▶ WHAT IS NEEDED: Which of the lines below mention the word "range"? Pull each one out.

■ ■ ■ ■ ■ ■ ■

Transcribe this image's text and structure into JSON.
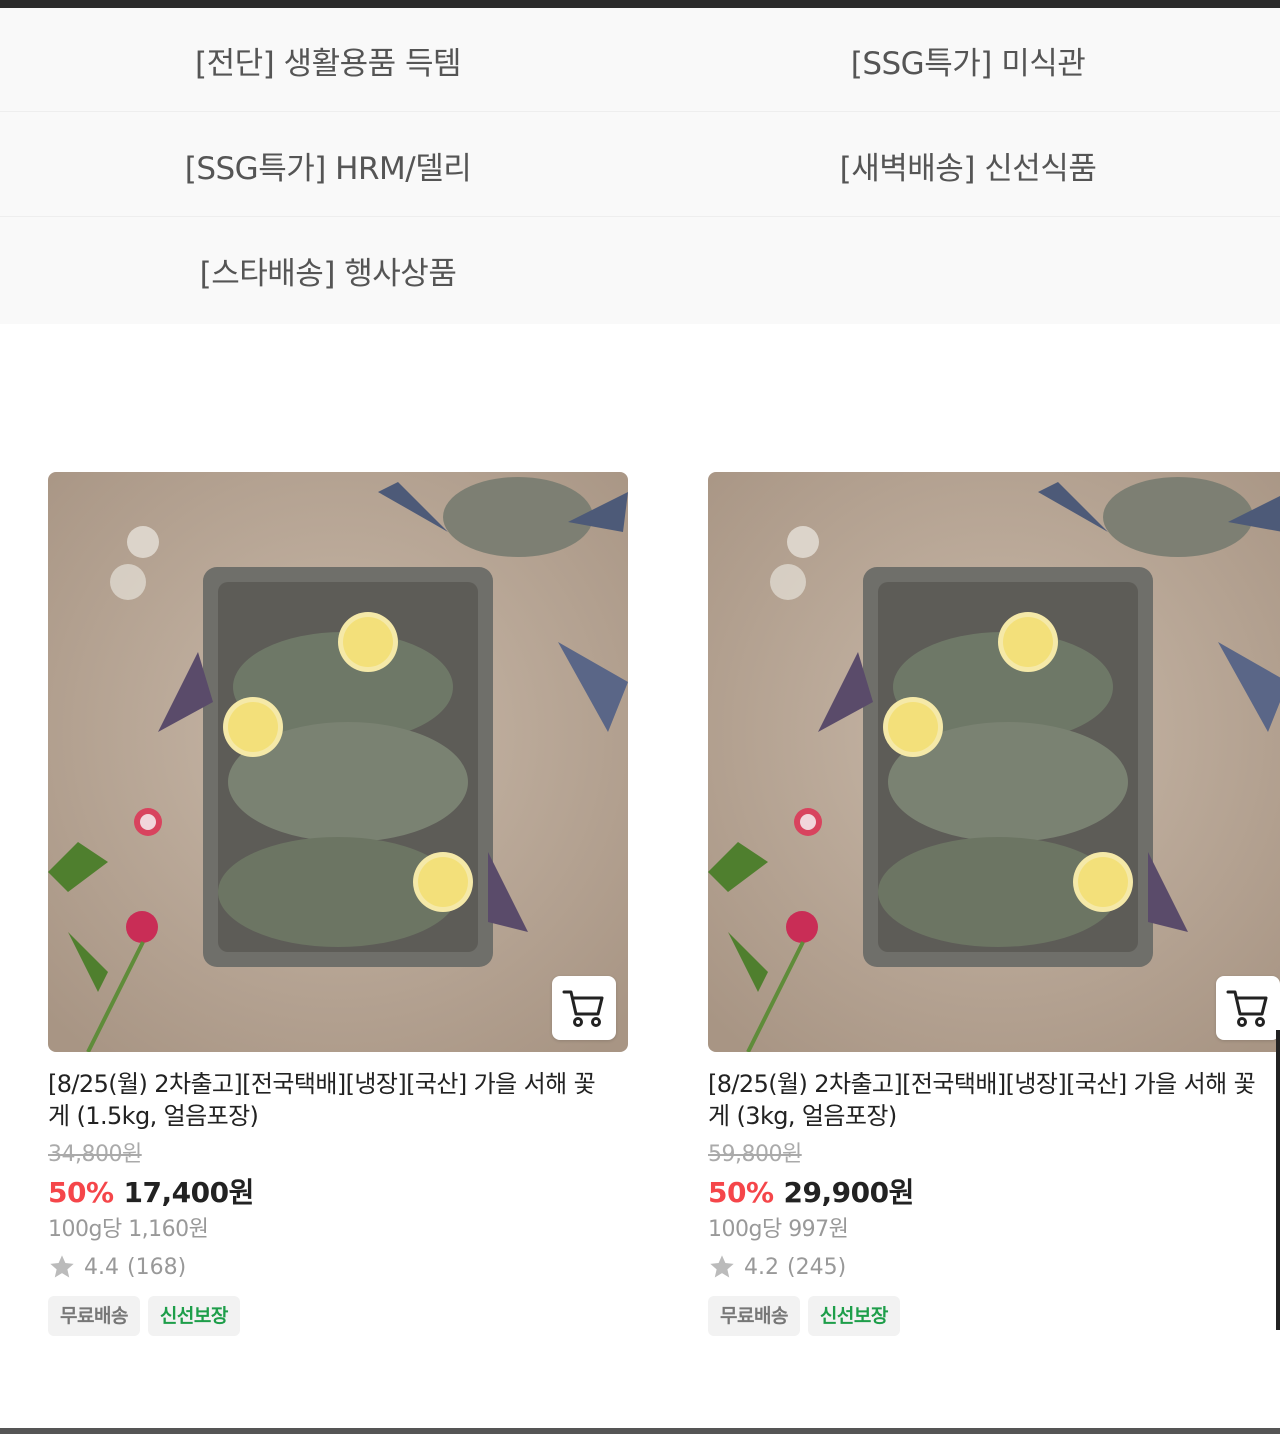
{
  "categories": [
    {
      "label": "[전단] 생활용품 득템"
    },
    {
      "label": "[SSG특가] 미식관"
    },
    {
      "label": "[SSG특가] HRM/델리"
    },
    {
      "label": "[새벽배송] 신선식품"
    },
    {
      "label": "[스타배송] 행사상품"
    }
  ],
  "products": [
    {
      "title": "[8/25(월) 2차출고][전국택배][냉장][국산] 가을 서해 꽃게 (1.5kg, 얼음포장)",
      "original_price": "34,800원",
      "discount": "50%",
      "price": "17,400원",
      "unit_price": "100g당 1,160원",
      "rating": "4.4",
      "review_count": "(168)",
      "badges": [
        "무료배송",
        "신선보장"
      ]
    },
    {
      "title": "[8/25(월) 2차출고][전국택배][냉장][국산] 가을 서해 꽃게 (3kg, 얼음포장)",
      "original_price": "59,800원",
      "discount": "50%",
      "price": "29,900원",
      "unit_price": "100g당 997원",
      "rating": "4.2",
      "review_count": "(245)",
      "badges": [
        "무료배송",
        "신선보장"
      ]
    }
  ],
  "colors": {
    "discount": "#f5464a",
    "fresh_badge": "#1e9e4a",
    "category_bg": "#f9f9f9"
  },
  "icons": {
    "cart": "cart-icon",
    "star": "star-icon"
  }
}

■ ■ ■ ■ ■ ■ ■

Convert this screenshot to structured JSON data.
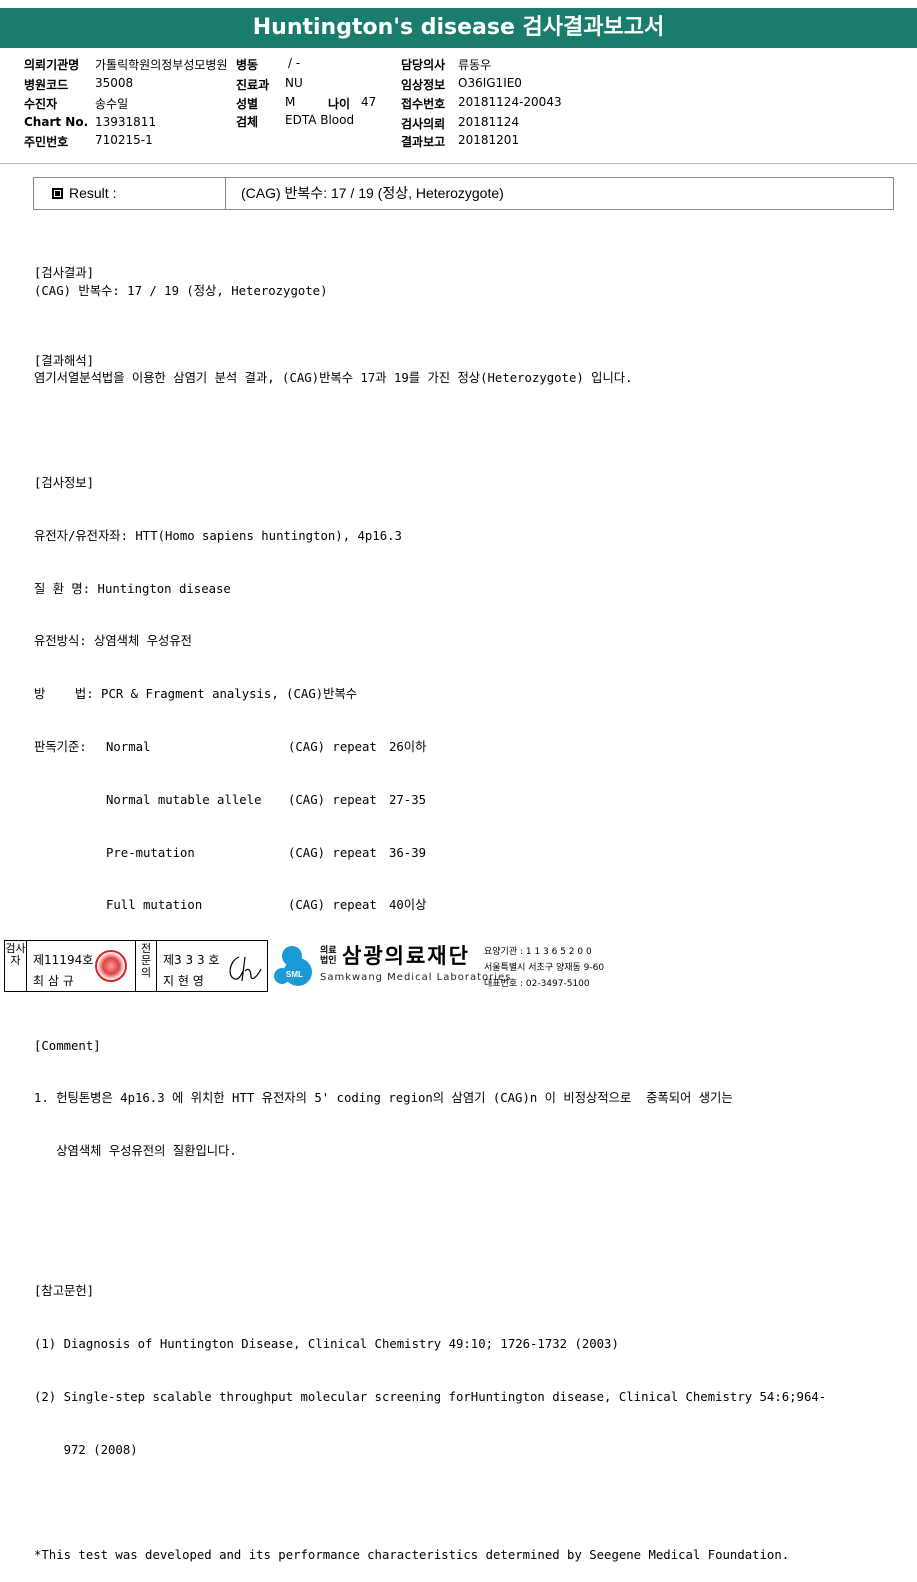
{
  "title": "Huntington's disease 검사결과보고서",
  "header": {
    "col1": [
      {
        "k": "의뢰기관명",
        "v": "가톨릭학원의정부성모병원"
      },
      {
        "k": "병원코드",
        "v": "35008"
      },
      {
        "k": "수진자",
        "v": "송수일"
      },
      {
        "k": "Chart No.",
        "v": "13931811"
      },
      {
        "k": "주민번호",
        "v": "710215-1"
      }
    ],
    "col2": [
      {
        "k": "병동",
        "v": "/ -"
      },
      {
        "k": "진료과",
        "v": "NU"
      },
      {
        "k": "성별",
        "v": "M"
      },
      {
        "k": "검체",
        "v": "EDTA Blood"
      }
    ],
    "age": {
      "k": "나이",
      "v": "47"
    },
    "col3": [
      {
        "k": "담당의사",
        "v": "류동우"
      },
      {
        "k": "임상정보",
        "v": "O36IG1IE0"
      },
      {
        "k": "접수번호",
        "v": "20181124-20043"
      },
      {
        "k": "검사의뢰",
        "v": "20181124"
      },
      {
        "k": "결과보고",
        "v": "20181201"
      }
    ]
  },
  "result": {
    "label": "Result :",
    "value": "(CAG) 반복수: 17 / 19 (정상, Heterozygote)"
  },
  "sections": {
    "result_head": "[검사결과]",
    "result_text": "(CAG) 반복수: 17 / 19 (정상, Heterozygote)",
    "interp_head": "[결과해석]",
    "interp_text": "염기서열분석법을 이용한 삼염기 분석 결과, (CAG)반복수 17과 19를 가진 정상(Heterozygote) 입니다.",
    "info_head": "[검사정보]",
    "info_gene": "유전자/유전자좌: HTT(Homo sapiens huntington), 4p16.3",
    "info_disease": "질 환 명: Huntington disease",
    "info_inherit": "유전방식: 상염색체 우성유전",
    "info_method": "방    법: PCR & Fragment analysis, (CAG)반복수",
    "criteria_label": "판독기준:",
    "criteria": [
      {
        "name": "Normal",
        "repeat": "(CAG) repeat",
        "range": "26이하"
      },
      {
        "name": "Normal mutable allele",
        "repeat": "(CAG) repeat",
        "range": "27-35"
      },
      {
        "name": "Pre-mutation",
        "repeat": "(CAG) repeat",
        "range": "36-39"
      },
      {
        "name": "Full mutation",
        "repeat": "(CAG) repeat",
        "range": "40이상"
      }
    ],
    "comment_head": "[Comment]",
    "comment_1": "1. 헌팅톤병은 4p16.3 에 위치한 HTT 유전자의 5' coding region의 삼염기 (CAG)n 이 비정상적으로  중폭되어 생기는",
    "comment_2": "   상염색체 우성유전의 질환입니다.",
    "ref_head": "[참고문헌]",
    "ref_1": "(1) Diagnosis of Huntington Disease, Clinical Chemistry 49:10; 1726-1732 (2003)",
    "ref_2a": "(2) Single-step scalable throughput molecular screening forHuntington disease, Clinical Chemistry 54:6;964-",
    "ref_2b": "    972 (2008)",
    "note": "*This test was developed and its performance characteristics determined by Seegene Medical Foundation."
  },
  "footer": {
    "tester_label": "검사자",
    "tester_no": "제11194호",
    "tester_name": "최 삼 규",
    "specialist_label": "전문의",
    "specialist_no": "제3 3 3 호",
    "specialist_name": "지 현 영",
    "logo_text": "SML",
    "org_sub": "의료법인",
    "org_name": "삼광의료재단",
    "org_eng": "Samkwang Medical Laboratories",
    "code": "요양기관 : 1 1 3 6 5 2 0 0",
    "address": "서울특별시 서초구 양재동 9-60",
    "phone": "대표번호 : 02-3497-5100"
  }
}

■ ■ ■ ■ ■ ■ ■

▶ ANSWER AREA:
        "range": "26이하"
        "range": "27-35"
        "range": "36-39"
        "range": "40이상"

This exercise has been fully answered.